Trade likely just the start for Cavs
CLEVELAND — This isn’t it for the Cavaliers.
Instead, the trade that brought Marreese Speights, Wayne Ellington, Josh Selby and a draft pick to Cleveland is likely just the beginning.
Cavs general Chris Grant might just be getting started. The man likes and wants to make trades. He has a month to do so in the regular season (the deadline is Feb. 21), and then all summer.
But just look at the armed robbery he pulled off Tuesday. Seriously, imagine this conversation:
Grant: “I’ll give you a guy we never use for two quality reserves and a promising young point guard. But only if you throw in a first-round draft pick.”
Memphis GM Chris Wallace: “Sounds great!”
The conversation didn’t go down that way, but you get the idea. In these days of cap space and luxury tax, trades don’t often have to make good sense. They only have to make good cents.
Clearly, the Cavs possess plenty of both. They still have $4 million in cap space with which to play, as well as three more young players to audition and see what they might become.
For those wondering, Speights is 6-foot-10 and can play both power forward and center. He’s big, he can shoot, he rebounds OK and he's likely to get plenty of minutes — especially with Anderson Varejao out for the season.
Ellington is a 6-4 spot-up shooter, who is capable of filling it up from deep. Selby is a 6-2 point guard and former McDonald’s All-American with explosiveness.
Better than any of that, however, are the contracts.
Speights has a player option at the end of the season. It allows him to opt out and become a restricted free agent ... or he can pick it up and stay with the Cavs for around $4 million.
Ellington’s deal consists of a team option. That makes him a restricted free agent at season’s end. So if another team signs him, the Cavs can match if they see fit. But they don’t have to. Selby is still on his rookie contract.
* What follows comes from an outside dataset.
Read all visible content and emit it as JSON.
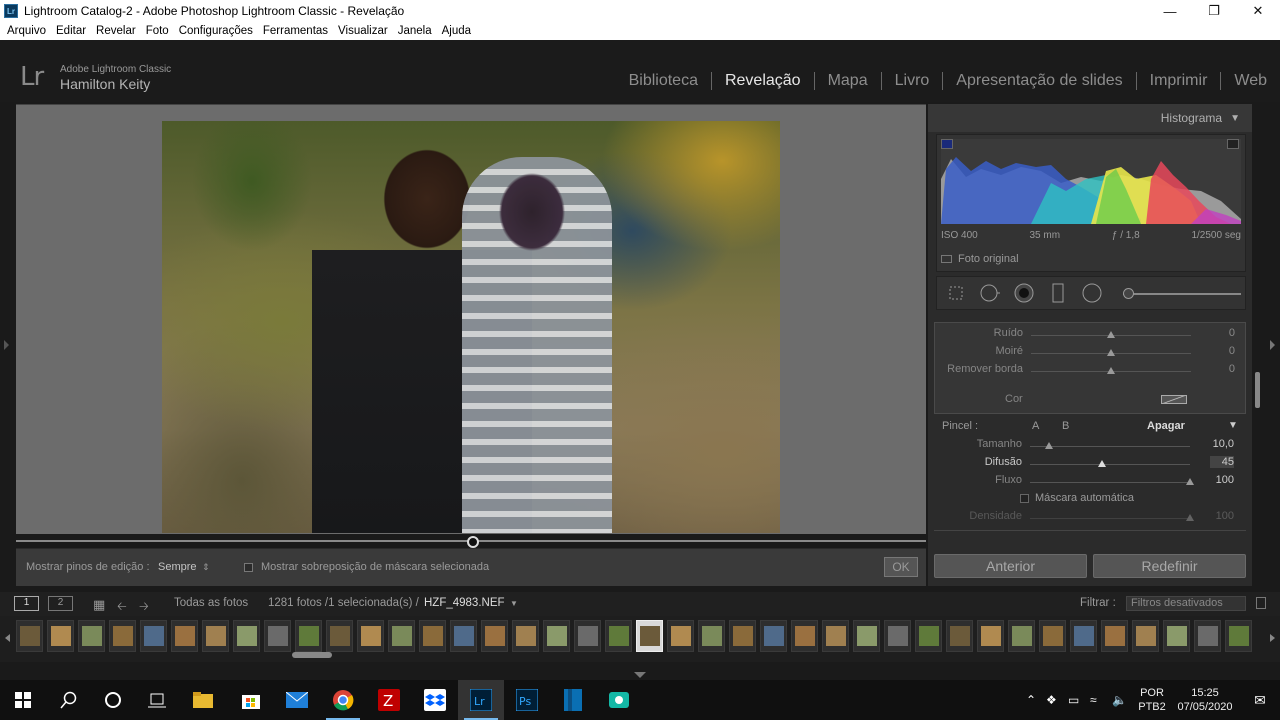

It expires when the season ends.
So not only did the Cavs land three guys who can help the team — they landed three guys who could be gone next season if they don’t.
That's called "flexibility."
As for the draft pick, it’s a little complicated. Just know it won’t become available to the Cavs until 2015. But it could still be available in 2019. It’s also something they can package in another trade, and they very well might.
That's called "an asset."
It's all a result of Grant strategically working the phones, with the trade taking shape a week ago and turning the corner Sunday. It’s something Grant will continue to do, perhaps starting by trying to locate takers for the expiring contracts of Luke Walton, Omri Casspi and Daniel Gibson.
Human nature often means waiting until the last minute. Believe it or not, NBA GMs are humans and not just a bunch of programmed robots. So if the Cavs are able to pull off another deal, odds are it will happen in late February.
Houston has cap space. Phoenix has cap space. The Cavs still have some, too. So plenty of things can play out between now and then, and likely will.
Most of the conversations Grant is having now are the same type of conversations he’ll be having at the trade deadline. His job is to figure out what’s real, what’s not and when to strike.
On Tuesday, the time was right. Grant and the Cavs figured, hey, you’re not going to beat this one. They figured this one is pretty good, so let’s go.
But this isn’t it.
Instead, it appears to be just the start.